scalp

The scalp is the skin and subcutaneous tissue covering the neurocranium. It is composed of five layers and has a rich vascular supply which explains why it bleeds profusely and heals well.

Layers

The scalp is composed of five layers which are easily remembered with this mnemonic. From external to internal the layers are:

  • skin
    • usually covered in hair
    • thicker over the occiput
    • rich arterial supply and venolymphatic drainage
  • connective tissue
    • ​a thick layer which has a rich vascular supply
    • contains numerous cutaneous nerves
  • galeal aponeurosis (also known as the galea aponeurotica or epicranial aponeurosis)
    • strong aponeurosis that allows attachment for muscles of the scalp (occipitofrontalis, temporoparietalis and superior auricular muscles), all innervated by the facial nerve
  • loose areolar tissue
    • a sponge-like layer of areolar tissue which allows the free movement of the first three layers over the underlying pericranium and skull
    • being so loose it is a potential space for collections and hematomas
  • pericranium
    • a dense layer of fibrous connective tissue that is the external periosteum of the neurocranium (firmly attached)
    • extends into the cranial sutures
  • Boundaries

    Arterial supply

    Numerous arteries supply the scalp, contributing to its rich vascular supply.
    The arteries arise from both the internal and external carotid circulations:

    Venous drainage

    Lymphatic drainage

    Like the face, the scalp does not have lymph nodes.

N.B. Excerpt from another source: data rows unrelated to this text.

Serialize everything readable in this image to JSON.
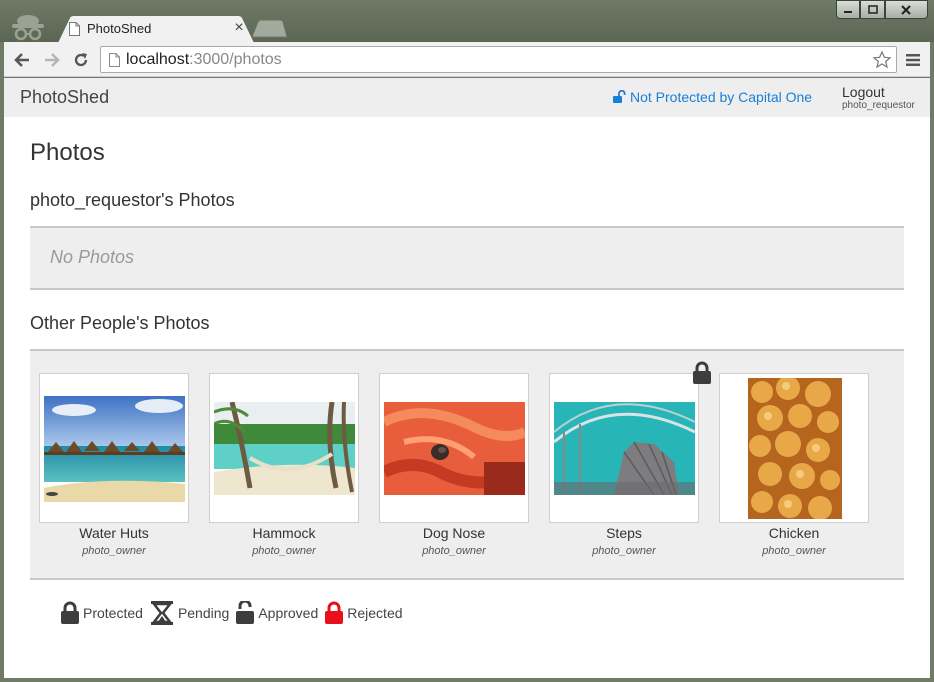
{
  "browser": {
    "tab_title": "PhotoShed",
    "tab_close": "×",
    "url_host": "localhost",
    "url_rest": ":3000/photos"
  },
  "navbar": {
    "brand": "PhotoShed",
    "protection_link": "Not Protected by Capital One",
    "logout": "Logout",
    "username": "photo_requestor"
  },
  "main": {
    "title": "Photos",
    "my_photos_heading": "photo_requestor's Photos",
    "no_photos": "No Photos",
    "others_heading": "Other People's Photos",
    "photos": [
      {
        "title": "Water Huts",
        "owner": "photo_owner",
        "locked": false
      },
      {
        "title": "Hammock",
        "owner": "photo_owner",
        "locked": false
      },
      {
        "title": "Dog Nose",
        "owner": "photo_owner",
        "locked": false
      },
      {
        "title": "Steps",
        "owner": "photo_owner",
        "locked": true
      },
      {
        "title": "Chicken",
        "owner": "photo_owner",
        "locked": false
      }
    ]
  },
  "legend": {
    "protected": "Protected",
    "pending": "Pending",
    "approved": "Approved",
    "rejected": "Rejected"
  },
  "colors": {
    "link": "#1a7fd6",
    "rejected": "#e8101a",
    "lock": "#444444"
  }
}
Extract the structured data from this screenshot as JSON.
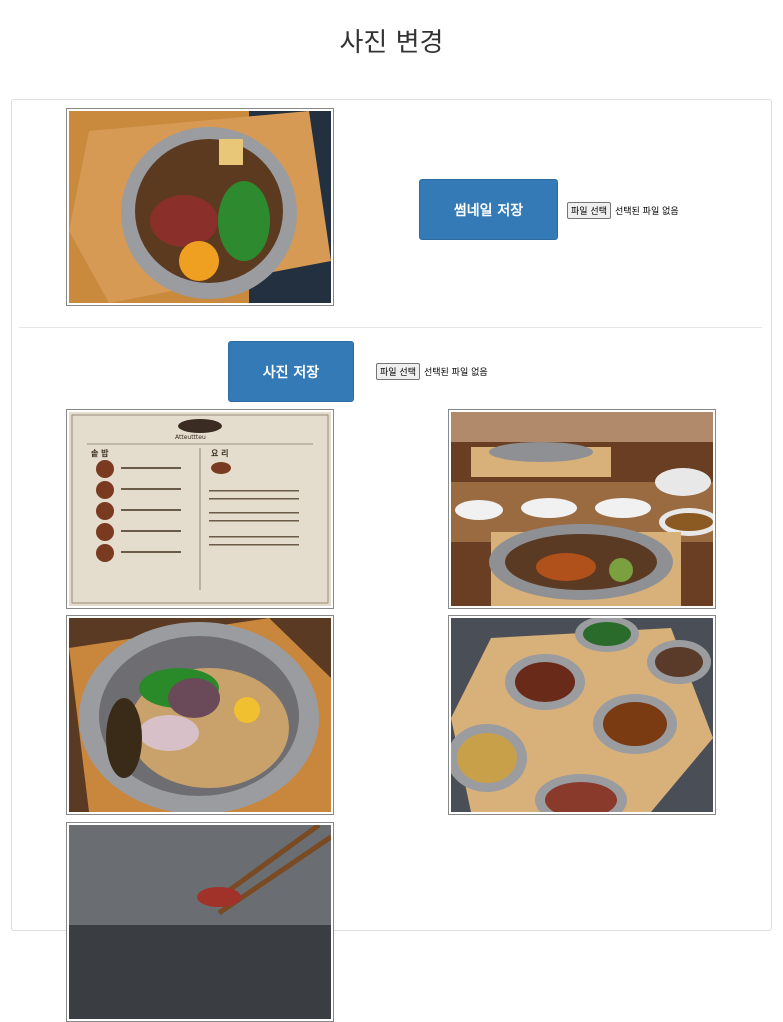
{
  "page": {
    "title": "사진 변경"
  },
  "thumbnail": {
    "save_label": "썸네일 저장",
    "file_button": "파일 선택",
    "file_status": "선택된 파일 없음"
  },
  "photos": {
    "save_label": "사진 저장",
    "file_button": "파일 선택",
    "file_status": "선택된 파일 없음"
  },
  "menu_image": {
    "brand": "Atteuttteu",
    "section_left": "솥 밥",
    "section_right": "요 리"
  },
  "colors": {
    "accent": "#337ab7"
  }
}
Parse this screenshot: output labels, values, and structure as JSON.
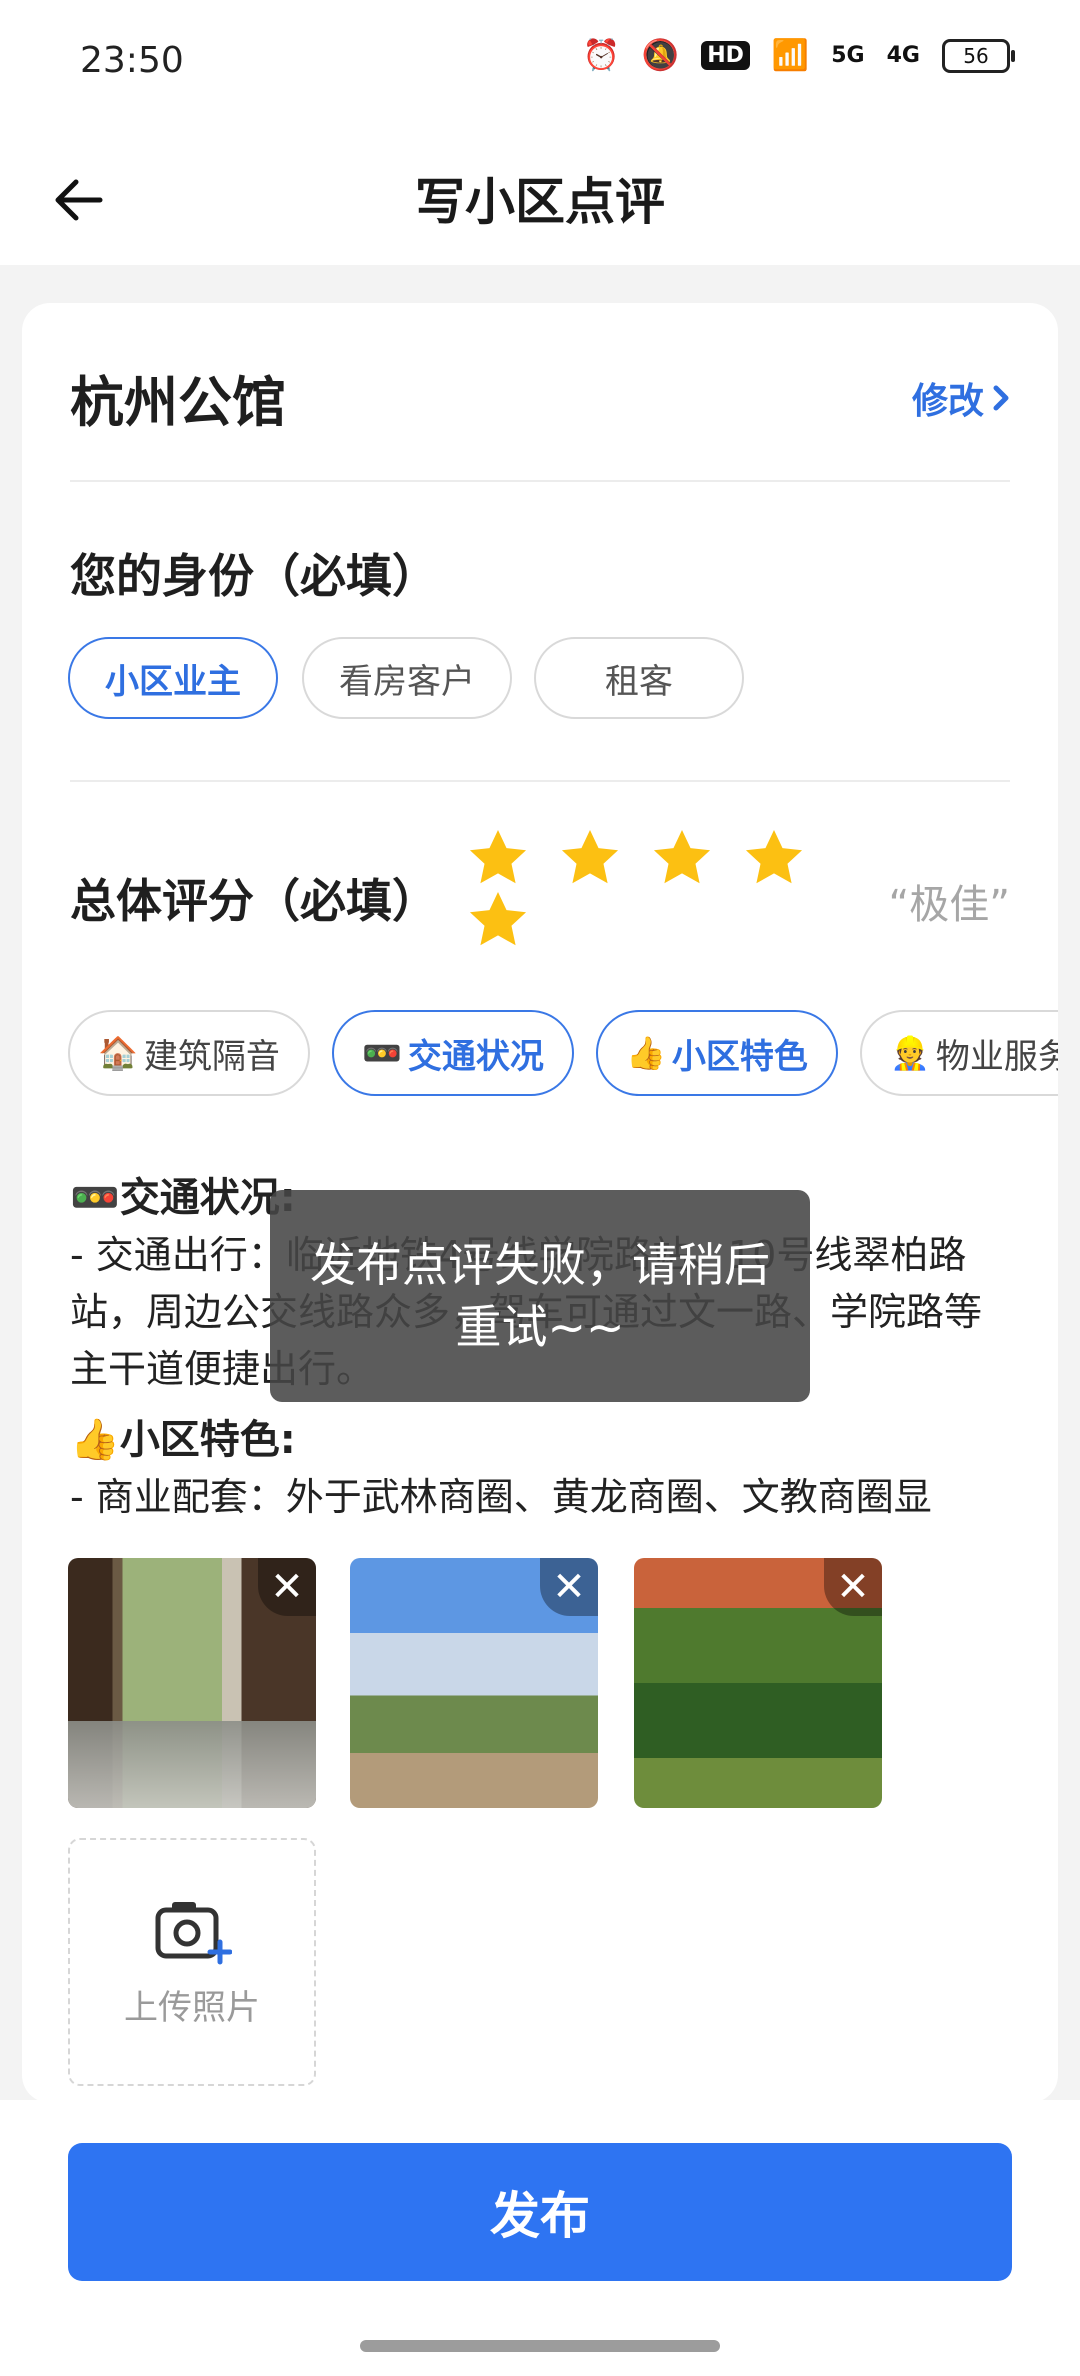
{
  "status": {
    "time": "23:50",
    "hd": "HD",
    "net1": "5G",
    "net2": "4G",
    "battery": "56"
  },
  "header": {
    "title": "写小区点评"
  },
  "community": {
    "name": "杭州公馆",
    "edit_label": "修改"
  },
  "identity": {
    "title": "您的身份（必填）",
    "options": [
      "小区业主",
      "看房客户",
      "租客"
    ],
    "selected": "小区业主"
  },
  "rating": {
    "title": "总体评分（必填）",
    "stars": 5,
    "label": "“极佳”"
  },
  "categories": [
    {
      "emoji": "🏠",
      "label": "建筑隔音",
      "selected": false
    },
    {
      "emoji": "🚥",
      "label": "交通状况",
      "selected": true
    },
    {
      "emoji": "👍",
      "label": "小区特色",
      "selected": true
    },
    {
      "emoji": "👷",
      "label": "物业服务",
      "selected": false
    }
  ],
  "review": {
    "section1_title": "交通状况:",
    "section1_body": "- 交通出行：临近地铁4号线学院路站、10号线翠柏路站，周边公交线路众多，驾车可通过文一路、学院路等主干道便捷出行。",
    "section2_title": "小区特色:",
    "section2_body": "- 商业配套：外于武林商圈、黄龙商圈、文教商圈显"
  },
  "toast": {
    "message": "发布点评失败，请稍后重试~~"
  },
  "photos": {
    "upload_label": "上传照片"
  },
  "footer": {
    "publish_label": "发布"
  }
}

Lymph drains via small lymphatic channels to the submandibular, parotid, mastoid and occipital nodes. These form a collar of nodes at the junction of the head and neck.

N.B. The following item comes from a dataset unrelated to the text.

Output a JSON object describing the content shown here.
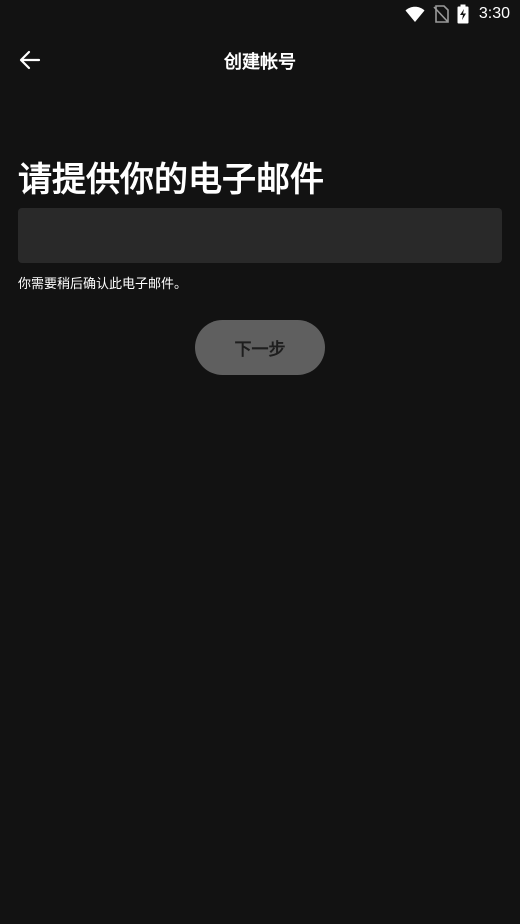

    Innervation

    Numerous cutaneous nerves supply sensation to the scalp depending on the location:

    The muscles of the scalp (see above) are considered muscles of facial expression and therefore are all innervated by the facial nerve.

    Related pathology